On the 2nd March 1965 the United States military, alongside the Republic of Vietnam Air Force, began Operation Rolling Thunder as part of the Vietnam War. The operation continued for three and a half years, in which time hundreds of thousands of tons of American bombs were dropped on North Vietnam.
Operation Rolling Thunder was approved by President Johnson on the 13th February, with the intention of pressuring the communist North Vietnamese government to end their support for the National Liberation Front, otherwise known as the Viet Cong. By destroying North Vietnamese infrastructure the USA hoped they would stop supplies going to the south, whilst the population would become demoralized. Simultaneously, the attacks would boost the confidence of the non-Communist South Vietnamese government.
Assisted by the USSR and China, North Vietnam was able to develop a highly effective anti-aircraft system that was responsible for bringing down almost 900 American planes. Simultaneously, the Viet Cong began to attack American airbases in South Vietnam. It was to protect these bases that Johnson began authorising more ground troops to be sent to Vietnam.
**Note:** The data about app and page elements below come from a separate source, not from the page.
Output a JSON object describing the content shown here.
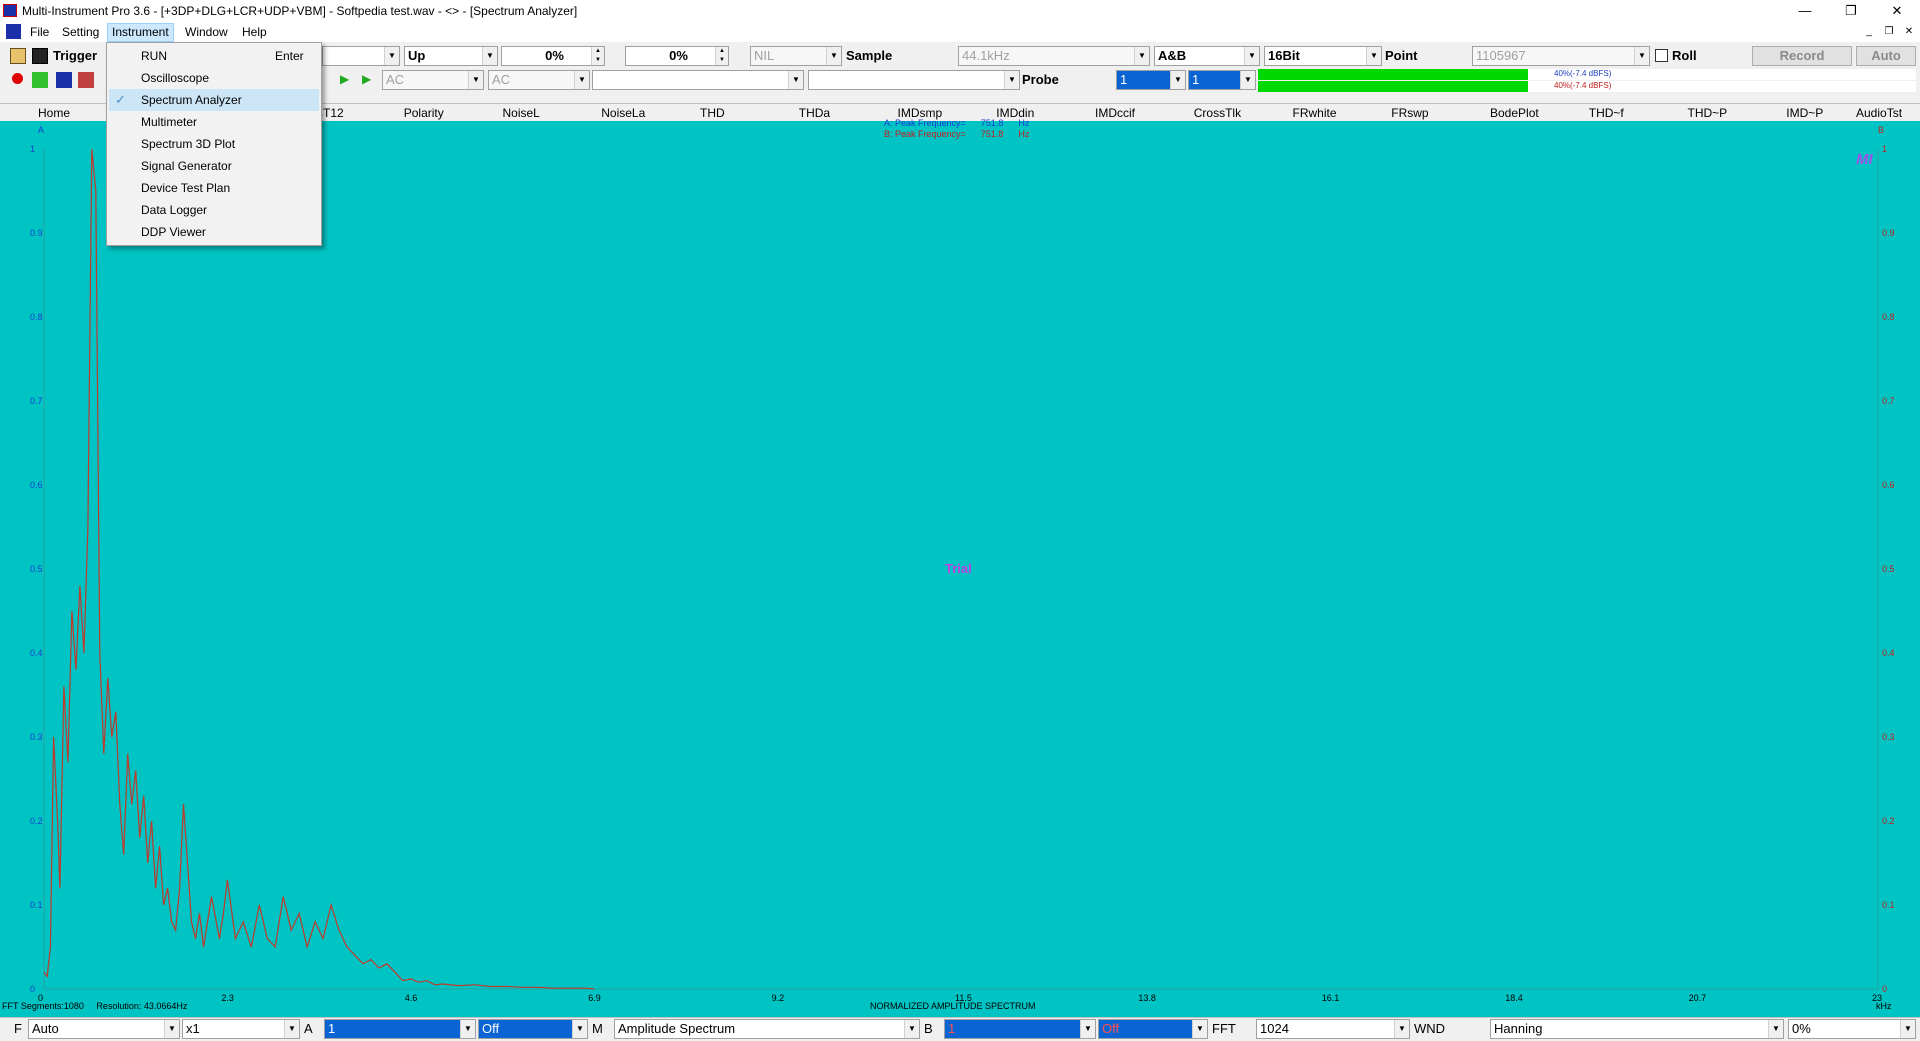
{
  "window": {
    "title": "Multi-Instrument Pro 3.6  -  [+3DP+DLG+LCR+UDP+VBM]  -  Softpedia test.wav  -  <> - [Spectrum Analyzer]",
    "controls": {
      "minimize": "—",
      "restore": "❐",
      "close": "✕"
    },
    "mdi_controls": {
      "minimize": "_",
      "restore": "❐",
      "close": "✕"
    }
  },
  "menubar": {
    "items": [
      "File",
      "Setting",
      "Instrument",
      "Window",
      "Help"
    ],
    "active": "Instrument"
  },
  "instrument_menu": {
    "items": [
      {
        "label": "RUN",
        "shortcut": "Enter",
        "checked": false
      },
      {
        "label": "Oscilloscope",
        "shortcut": "",
        "checked": false
      },
      {
        "label": "Spectrum Analyzer",
        "shortcut": "",
        "checked": true
      },
      {
        "label": "Multimeter",
        "shortcut": "",
        "checked": false
      },
      {
        "label": "Spectrum 3D Plot",
        "shortcut": "",
        "checked": false
      },
      {
        "label": "Signal Generator",
        "shortcut": "",
        "checked": false
      },
      {
        "label": "Device Test Plan",
        "shortcut": "",
        "checked": false
      },
      {
        "label": "Data Logger",
        "shortcut": "",
        "checked": false
      },
      {
        "label": "DDP Viewer",
        "shortcut": "",
        "checked": false
      }
    ],
    "check_mark": "✓"
  },
  "toolbar1": {
    "trigger_label": "Trigger",
    "trigger_direction": "Up",
    "trigger_level": "0%",
    "trigger_delay": "0%",
    "nil_value": "NIL",
    "sample_label": "Sample",
    "sample_rate": "44.1kHz",
    "channels": "A&B",
    "bits": "16Bit",
    "point_label": "Point",
    "point_value": "1105967",
    "roll_label": "Roll",
    "record_label": "Record",
    "auto_label": "Auto"
  },
  "toolbar2": {
    "coupling_a": "AC",
    "coupling_b": "AC",
    "probe_label": "Probe",
    "probe_a": "1",
    "probe_b": "1",
    "level_a_text": "40%(-7.4 dBFS)",
    "level_b_text": "40%(-7.4 dBFS)",
    "level_a_fraction": 0.4,
    "level_b_fraction": 0.4
  },
  "tabs": [
    "Home",
    "OCT12",
    "Polarity",
    "NoiseL",
    "NoiseLa",
    "THD",
    "THDa",
    "IMDsmp",
    "IMDdin",
    "IMDccif",
    "CrossTlk",
    "FRwhite",
    "FRswp",
    "BodePlot",
    "THD~f",
    "THD~P",
    "IMD~P",
    "AudioTst"
  ],
  "chart_data": {
    "type": "line",
    "xlabel": "NORMALIZED AMPLITUDE SPECTRUM",
    "x_unit": "kHz",
    "x_ticks": [
      "0",
      "2.3",
      "4.6",
      "6.9",
      "9.2",
      "11.5",
      "13.8",
      "16.1",
      "18.4",
      "20.7",
      "23"
    ],
    "y_ticks": [
      "0",
      "0.1",
      "0.2",
      "0.3",
      "0.4",
      "0.5",
      "0.6",
      "0.7",
      "0.8",
      "0.9",
      "1"
    ],
    "xlim": [
      0,
      23
    ],
    "ylim": [
      0,
      1
    ],
    "left_axis_label": "A",
    "right_axis_label": "B",
    "watermark": "Trial",
    "corner_logo": "MI",
    "peak_a": "A: Peak Frequency=      751.8      Hz",
    "peak_b": "B: Peak Frequency=      751.8      Hz",
    "status_left": "FFT Segments:1080     Resolution: 43.0664Hz",
    "colors": {
      "background": "#00c3c3",
      "series": "#c0392b",
      "grid": "#2aa0a0"
    },
    "series": [
      {
        "x": [
          0.0,
          0.04,
          0.08,
          0.12,
          0.17,
          0.2,
          0.25,
          0.3,
          0.35,
          0.4,
          0.45,
          0.5,
          0.55,
          0.6,
          0.65,
          0.7,
          0.75,
          0.8,
          0.85,
          0.9,
          0.95,
          1.0,
          1.05,
          1.1,
          1.15,
          1.2,
          1.25,
          1.3,
          1.35,
          1.4,
          1.45,
          1.5,
          1.55,
          1.6,
          1.65,
          1.7,
          1.75,
          1.8,
          1.85,
          1.9,
          1.95,
          2.0,
          2.1,
          2.2,
          2.25,
          2.3,
          2.4,
          2.5,
          2.6,
          2.7,
          2.8,
          2.9,
          3.0,
          3.1,
          3.2,
          3.3,
          3.4,
          3.5,
          3.6,
          3.7,
          3.8,
          3.9,
          4.0,
          4.1,
          4.2,
          4.3,
          4.4,
          4.5,
          4.6,
          4.7,
          4.8,
          4.9,
          5.0,
          5.2,
          5.4,
          5.6,
          5.8,
          6.0,
          6.2,
          6.4,
          6.6,
          6.8,
          6.9
        ],
        "y": [
          0.02,
          0.015,
          0.05,
          0.3,
          0.2,
          0.12,
          0.36,
          0.27,
          0.45,
          0.38,
          0.48,
          0.4,
          0.55,
          1.0,
          0.95,
          0.4,
          0.28,
          0.37,
          0.3,
          0.33,
          0.22,
          0.16,
          0.28,
          0.22,
          0.26,
          0.18,
          0.23,
          0.15,
          0.2,
          0.12,
          0.17,
          0.1,
          0.12,
          0.08,
          0.07,
          0.12,
          0.22,
          0.15,
          0.08,
          0.06,
          0.09,
          0.05,
          0.11,
          0.06,
          0.09,
          0.13,
          0.06,
          0.08,
          0.05,
          0.1,
          0.06,
          0.05,
          0.11,
          0.07,
          0.09,
          0.05,
          0.08,
          0.06,
          0.1,
          0.07,
          0.05,
          0.04,
          0.03,
          0.035,
          0.025,
          0.03,
          0.02,
          0.01,
          0.012,
          0.008,
          0.01,
          0.005,
          0.006,
          0.004,
          0.005,
          0.003,
          0.003,
          0.002,
          0.002,
          0.001,
          0.001,
          0.001,
          0.0
        ]
      }
    ]
  },
  "bottombar": {
    "f_label": "F",
    "f_value": "Auto",
    "zoom": "x1",
    "a_label": "A",
    "a_value": "1",
    "a_state": "Off",
    "m_label": "M",
    "mode": "Amplitude Spectrum",
    "b_label": "B",
    "b_value": "1",
    "b_state": "Off",
    "fft_label": "FFT",
    "fft_size": "1024",
    "wnd_label": "WND",
    "window_fn": "Hanning",
    "overlap": "0%"
  }
}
Estimates place the cost of the damage inflicted by Operation Rolling Thunder on North Vietnam at around $300 million dollars. However, the lost American aircraft alone cost $900 million. It was also clear that Rolling Thunder did not meet all its objectives since South Vietnam continued to be supplied enough to carry out the devastating Tet Offensive in 1968. Similarly, North Vietnam used the damage inflicted by the campaign to fuel an anti-American propaganda campaign that mobilised hundreds of thousands of civilians to repair the damage.